• [Activity]: What lines of the data below hold the string "JSON"? Copy each one.

(Recorded data)
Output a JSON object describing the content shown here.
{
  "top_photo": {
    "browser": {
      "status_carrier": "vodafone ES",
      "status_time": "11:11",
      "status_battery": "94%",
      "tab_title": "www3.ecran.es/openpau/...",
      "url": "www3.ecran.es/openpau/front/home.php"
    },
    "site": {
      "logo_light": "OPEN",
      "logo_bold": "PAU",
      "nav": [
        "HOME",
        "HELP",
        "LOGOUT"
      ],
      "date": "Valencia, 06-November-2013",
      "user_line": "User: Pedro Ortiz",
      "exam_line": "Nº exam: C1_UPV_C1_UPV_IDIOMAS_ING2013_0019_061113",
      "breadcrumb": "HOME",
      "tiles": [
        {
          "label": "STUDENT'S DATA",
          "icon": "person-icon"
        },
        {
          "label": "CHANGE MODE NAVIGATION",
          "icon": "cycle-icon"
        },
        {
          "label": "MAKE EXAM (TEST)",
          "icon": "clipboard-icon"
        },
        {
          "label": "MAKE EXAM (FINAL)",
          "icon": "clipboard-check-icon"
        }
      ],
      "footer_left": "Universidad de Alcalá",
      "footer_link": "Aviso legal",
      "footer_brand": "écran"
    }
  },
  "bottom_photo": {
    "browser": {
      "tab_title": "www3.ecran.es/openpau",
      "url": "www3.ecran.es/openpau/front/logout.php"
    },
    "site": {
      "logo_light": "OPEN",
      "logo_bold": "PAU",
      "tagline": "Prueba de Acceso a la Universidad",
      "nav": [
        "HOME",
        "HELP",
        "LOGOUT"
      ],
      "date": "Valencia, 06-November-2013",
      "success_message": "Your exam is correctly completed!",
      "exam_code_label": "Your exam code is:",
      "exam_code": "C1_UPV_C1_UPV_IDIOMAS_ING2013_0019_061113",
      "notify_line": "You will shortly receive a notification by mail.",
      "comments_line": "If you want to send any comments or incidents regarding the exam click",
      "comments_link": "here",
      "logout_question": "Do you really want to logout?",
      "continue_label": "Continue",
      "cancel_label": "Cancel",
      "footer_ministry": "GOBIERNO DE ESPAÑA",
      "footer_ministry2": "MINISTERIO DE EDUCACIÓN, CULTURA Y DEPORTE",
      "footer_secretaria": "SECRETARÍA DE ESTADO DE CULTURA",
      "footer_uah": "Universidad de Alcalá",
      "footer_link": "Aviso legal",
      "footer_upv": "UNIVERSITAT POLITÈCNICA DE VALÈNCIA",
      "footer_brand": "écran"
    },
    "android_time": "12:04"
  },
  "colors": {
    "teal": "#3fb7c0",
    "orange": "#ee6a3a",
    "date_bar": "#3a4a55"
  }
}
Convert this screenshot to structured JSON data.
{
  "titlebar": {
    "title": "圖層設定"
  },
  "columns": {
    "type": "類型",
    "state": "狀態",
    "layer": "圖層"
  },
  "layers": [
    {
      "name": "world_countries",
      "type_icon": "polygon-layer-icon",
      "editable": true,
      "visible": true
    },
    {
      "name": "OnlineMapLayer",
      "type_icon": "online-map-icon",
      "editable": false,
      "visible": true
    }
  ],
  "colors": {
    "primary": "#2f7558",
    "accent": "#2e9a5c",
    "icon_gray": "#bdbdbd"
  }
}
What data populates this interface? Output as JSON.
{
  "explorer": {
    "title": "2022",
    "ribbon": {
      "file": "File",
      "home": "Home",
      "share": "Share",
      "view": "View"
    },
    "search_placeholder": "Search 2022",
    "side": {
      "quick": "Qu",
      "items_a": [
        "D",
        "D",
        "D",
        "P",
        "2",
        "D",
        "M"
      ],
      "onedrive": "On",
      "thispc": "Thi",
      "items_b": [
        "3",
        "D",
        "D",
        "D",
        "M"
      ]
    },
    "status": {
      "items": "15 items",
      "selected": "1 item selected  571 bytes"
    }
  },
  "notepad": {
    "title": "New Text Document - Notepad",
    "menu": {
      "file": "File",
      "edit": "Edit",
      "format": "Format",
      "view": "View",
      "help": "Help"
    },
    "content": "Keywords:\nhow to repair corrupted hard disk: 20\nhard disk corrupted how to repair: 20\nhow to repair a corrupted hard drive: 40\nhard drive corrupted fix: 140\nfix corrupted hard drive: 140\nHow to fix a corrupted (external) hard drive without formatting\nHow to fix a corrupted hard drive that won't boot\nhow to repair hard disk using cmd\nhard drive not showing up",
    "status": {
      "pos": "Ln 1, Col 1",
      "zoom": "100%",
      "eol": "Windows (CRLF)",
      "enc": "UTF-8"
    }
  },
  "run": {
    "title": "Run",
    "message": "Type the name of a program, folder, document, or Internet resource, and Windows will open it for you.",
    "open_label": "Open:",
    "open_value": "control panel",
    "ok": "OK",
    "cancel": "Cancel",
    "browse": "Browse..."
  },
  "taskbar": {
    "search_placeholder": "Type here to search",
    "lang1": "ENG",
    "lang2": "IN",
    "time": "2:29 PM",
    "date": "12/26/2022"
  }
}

• [Solution below]:
Output a JSON object describing the content shown here.
Convert this screenshot to structured JSON data.
What data populates this interface? Output as JSON.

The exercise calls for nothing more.